Officials said the social media platform – for many in Myanmar the only access to the internet – would be blocked for the sake of “stability”.
Facebook has become a key rallying point for opposition to Monday’s coup.
In further civil disobedience, lawmakers are refusing to leave their compound in the capital, and more pot-banging was seen in Yangon.
What is Facebook’s role?
The Ministry of Communications and Information said access to Facebook would be blocked until 7 February. However, it was still reported to be accessible sporadically.
Half of Myanmar’s 53 million people use Facebook and activists have set up a page to co-ordinate opposition to the coup.
Facebook allows its app to be used without data costs in Myanmar as a way of avoiding expensive telecoms data charges.
The social media giant acknowledged the disruption, saying “we urge authorities to restore connectivity so that people in Myanmar can communicate with their families and friends and access important information”.
What is happening on the streets?
Reports from Myanmar’s second city, Mandalay, say there was a small demonstration and some arrests.
In the main city, Yangon, residents banged cooking pots for a second night running in a sign of protest.
At least 70 lawmakers are refusing to leave a government guest house in the capital, Nay Pyi Taw, and have declared what they are calling a new parliamentary session, BBC Burmese reports.
The MPs belong to the National League for Democracy (NLD) led by Aung San Suu Kyi – the elected civilian leader overthrown and then arrested in the coup. The military filed charged against her and the deposed President Win Myint on Wednesday.
The lawmakers are among hundreds who were confined by the military to guest houses before being told they were free to leave.
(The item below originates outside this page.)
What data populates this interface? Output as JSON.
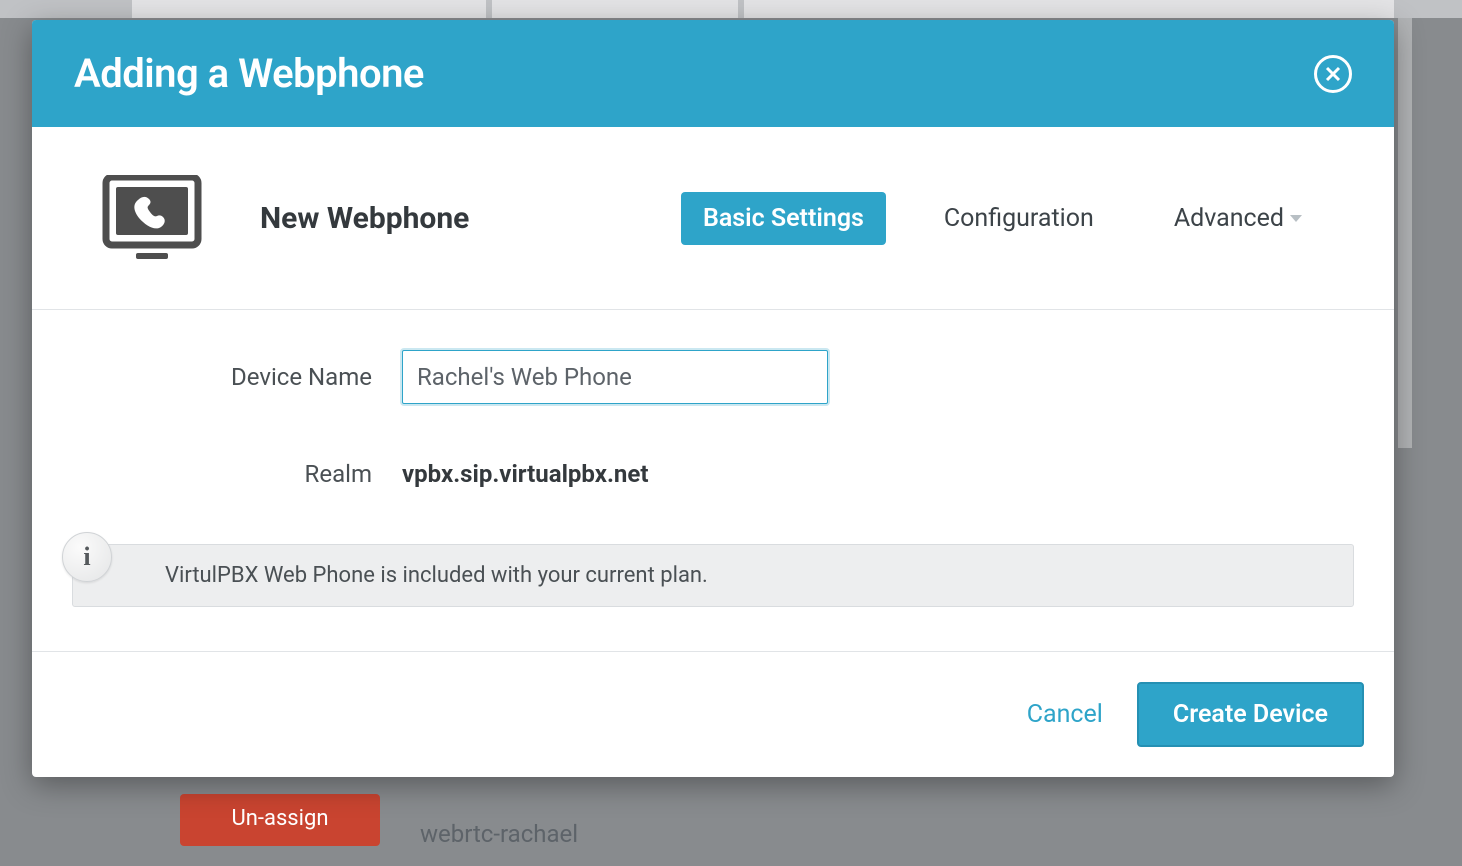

But the streets are for the most part calm with no sign of major protest and a curfew in force.
However, hospitals have seen protests. Many medics have either stopped work, or continued while wearing symbols of defiance to oppose the suppression of Myanmar’s short-lived democracy.
The UN secretary general, António Guterres, has meanwhile called for constitutional order to be re-established in Myanmar – also known as Burma. He said he hoped there would be unity in the Security Council on the matter.
“We’ll do everything we can to mobilise all the key actors of the international community to put enough pressure on Myanmar to make sure that this coup fails,” he said.
“It’s absolutely unacceptable to reverse the result of the elections and the will of the people.
“I hope that it’ll be possible to make the military in Myanmar understand that this is not the way to rule the country and this is not the way to move forward.”
Western countries have condemned the coup unreservedly, but efforts at the Security Council to reach a common position failed as China dissented. China is one of five permanent members with a right of veto in the council.
Beijing has long played a role of protecting the country from international scrutiny, and has warned since the coup that sanctions or international pressure will only make things worse.
Alongside Russia, it has repeatedly protected Myanmar from criticism at the UN over the military crackdown on the Muslim minority Rohingya population.